- **What the task requires**
Return each line of the listing that contains the string "header".

- **Study material**
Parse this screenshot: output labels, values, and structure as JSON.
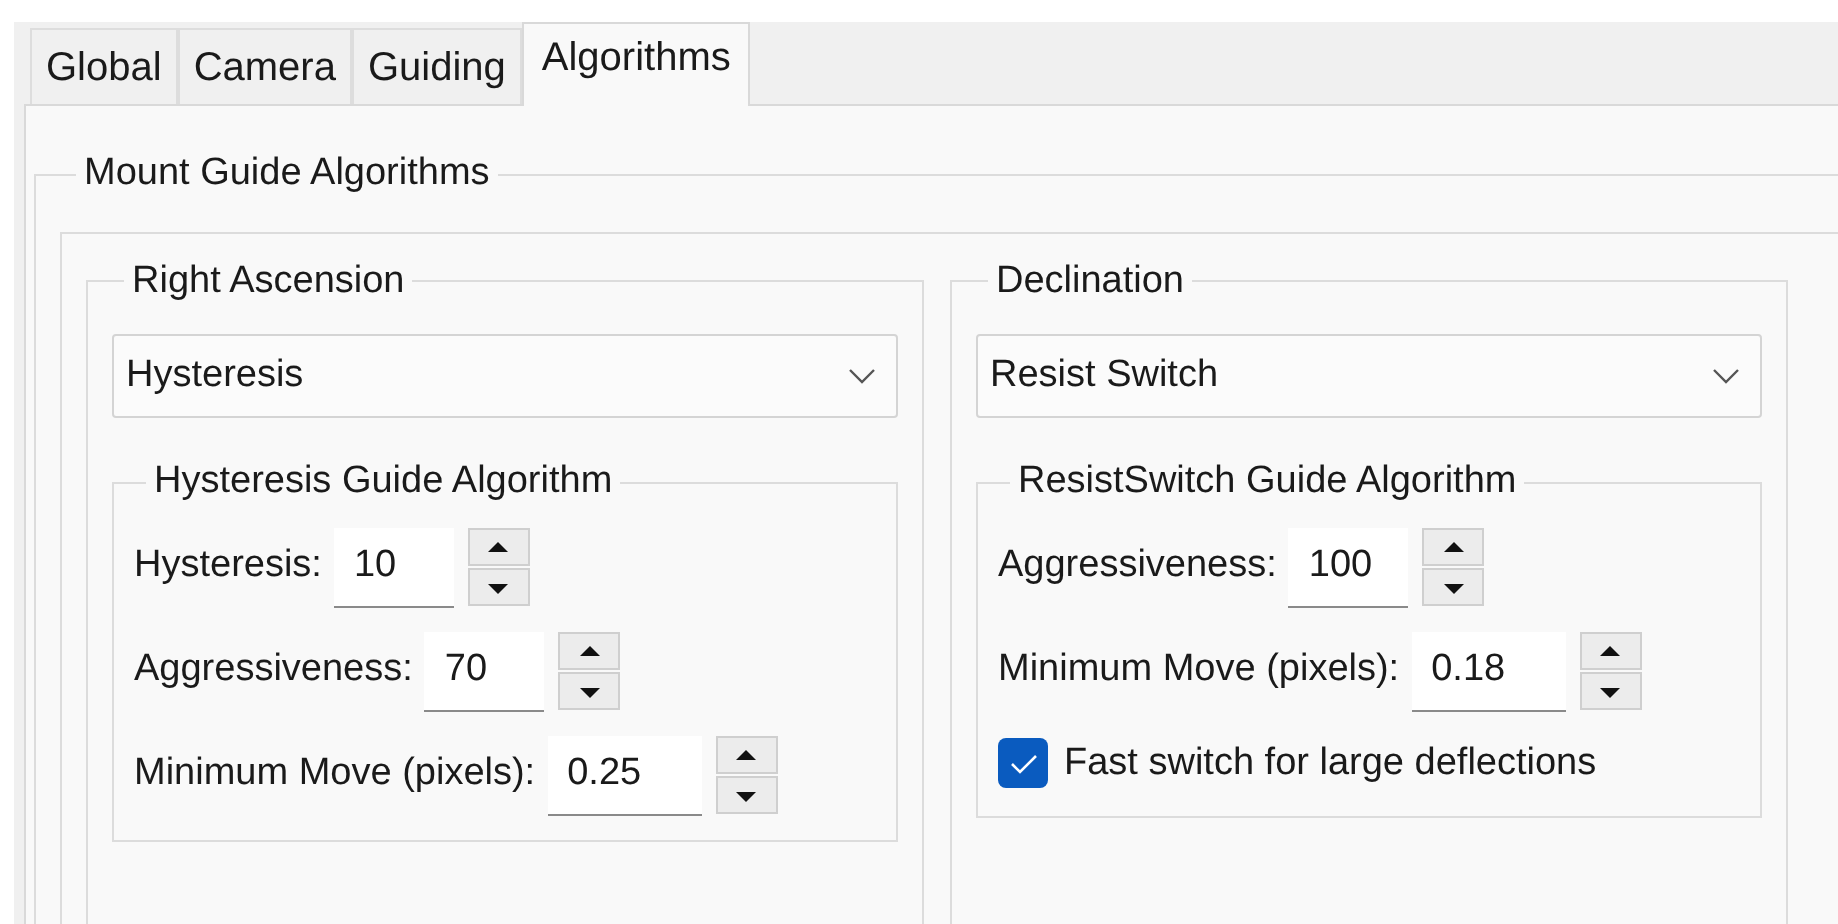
{
  "tabs": [
    {
      "label": "Global",
      "selected": false
    },
    {
      "label": "Camera",
      "selected": false
    },
    {
      "label": "Guiding",
      "selected": false
    },
    {
      "label": "Algorithms",
      "selected": true
    }
  ],
  "group": {
    "title": "Mount Guide Algorithms",
    "axes": [
      {
        "title": "Right Ascension",
        "algorithm": "Hysteresis",
        "settings_title": "Hysteresis Guide Algorithm",
        "fields": [
          {
            "kind": "spin",
            "label": "Hysteresis:",
            "value": "10"
          },
          {
            "kind": "spin",
            "label": "Aggressiveness:",
            "value": "70"
          },
          {
            "kind": "spin",
            "label": "Minimum Move (pixels):",
            "value": "0.25"
          }
        ]
      },
      {
        "title": "Declination",
        "algorithm": "Resist Switch",
        "settings_title": "ResistSwitch Guide Algorithm",
        "fields": [
          {
            "kind": "spin",
            "label": "Aggressiveness:",
            "value": "100"
          },
          {
            "kind": "spin",
            "label": "Minimum Move (pixels):",
            "value": "0.18"
          },
          {
            "kind": "checkbox",
            "label": "Fast switch for large deflections",
            "checked": true
          }
        ]
      }
    ]
  }
}
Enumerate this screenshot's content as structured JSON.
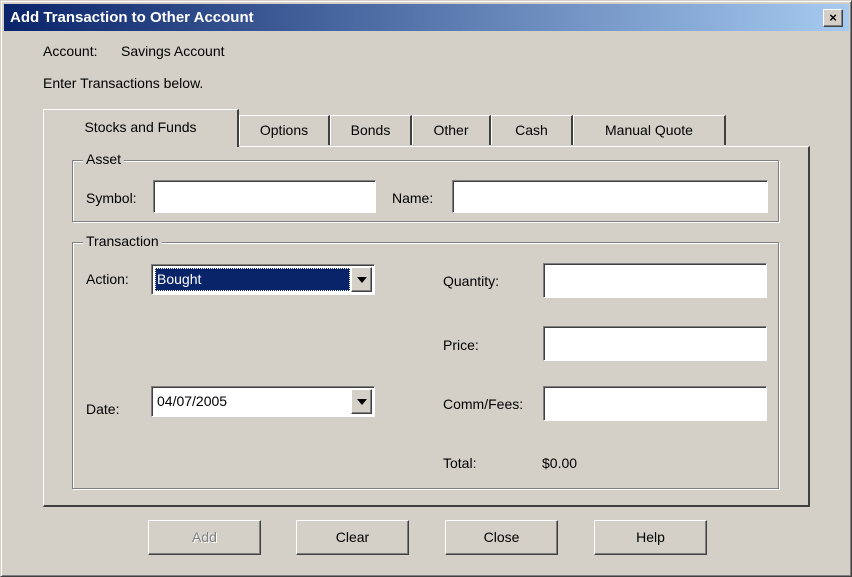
{
  "window": {
    "title": "Add Transaction to Other Account",
    "close_label": "×"
  },
  "header": {
    "account_label": "Account:",
    "account_value": "Savings Account",
    "instructions": "Enter Transactions below."
  },
  "tabs": [
    {
      "label": "Stocks and Funds",
      "active": true
    },
    {
      "label": "Options"
    },
    {
      "label": "Bonds"
    },
    {
      "label": "Other"
    },
    {
      "label": "Cash"
    },
    {
      "label": "Manual Quote"
    }
  ],
  "asset": {
    "group_label": "Asset",
    "symbol_label": "Symbol:",
    "symbol_value": "",
    "name_label": "Name:",
    "name_value": ""
  },
  "transaction": {
    "group_label": "Transaction",
    "action_label": "Action:",
    "action_value": "Bought",
    "date_label": "Date:",
    "date_value": "04/07/2005",
    "quantity_label": "Quantity:",
    "quantity_value": "",
    "price_label": "Price:",
    "price_value": "",
    "comm_label": "Comm/Fees:",
    "comm_value": "",
    "total_label": "Total:",
    "total_value": "$0.00"
  },
  "buttons": {
    "add": "Add",
    "clear": "Clear",
    "close": "Close",
    "help": "Help"
  },
  "colors": {
    "face": "#d4d0c8",
    "title_start": "#0a246a",
    "title_end": "#a6caf0",
    "selection": "#0a246a"
  }
}
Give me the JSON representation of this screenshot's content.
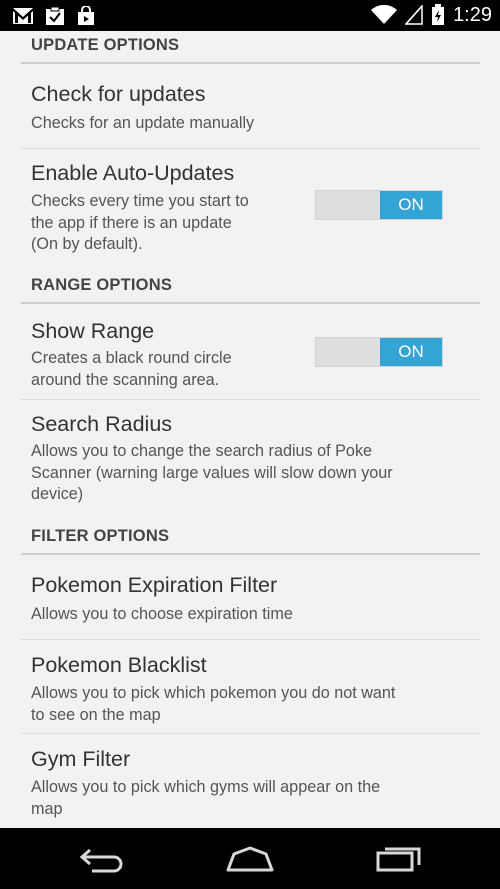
{
  "status_bar": {
    "time": "1:29",
    "left_icons": [
      "gmail-icon",
      "clipboard-icon",
      "shopping-bag-icon"
    ],
    "right_icons": [
      "wifi-icon",
      "signal-icon",
      "battery-icon"
    ]
  },
  "sections": [
    {
      "header": "UPDATE OPTIONS",
      "items": [
        {
          "title": "Check for updates",
          "summary": [
            "Checks for an update manually"
          ]
        },
        {
          "title": "Enable Auto-Updates",
          "summary": [
            "Checks every time you start to",
            "the app if there is an update",
            "(On by default)."
          ],
          "toggle": "ON"
        }
      ]
    },
    {
      "header": "RANGE OPTIONS",
      "items": [
        {
          "title": "Show Range",
          "summary": [
            "Creates a black round circle",
            "around the scanning area."
          ],
          "toggle": "ON"
        },
        {
          "title": "Search Radius",
          "summary": [
            "Allows you to change the search radius of Poke",
            "Scanner (warning large values will slow down your",
            "device)"
          ]
        }
      ]
    },
    {
      "header": "FILTER OPTIONS",
      "items": [
        {
          "title": "Pokemon Expiration Filter",
          "summary": [
            "Allows you to choose expiration time"
          ]
        },
        {
          "title": "Pokemon Blacklist",
          "summary": [
            "Allows you to pick which pokemon you do not want",
            "to see on the map"
          ]
        },
        {
          "title": "Gym Filter",
          "summary": [
            "Allows you to pick which gyms will appear on the",
            "map"
          ]
        }
      ]
    }
  ],
  "nav_bar": {
    "icons": [
      "back-icon",
      "home-icon",
      "recents-icon"
    ]
  },
  "colors": {
    "toggle_on": "#33a4d4",
    "background": "#f2f2f2"
  }
}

- **Solution to the exercise**
  "header": {
      "header": "UPDATE OPTIONS",
      "header": "RANGE OPTIONS",
      "header": "FILTER OPTIONS",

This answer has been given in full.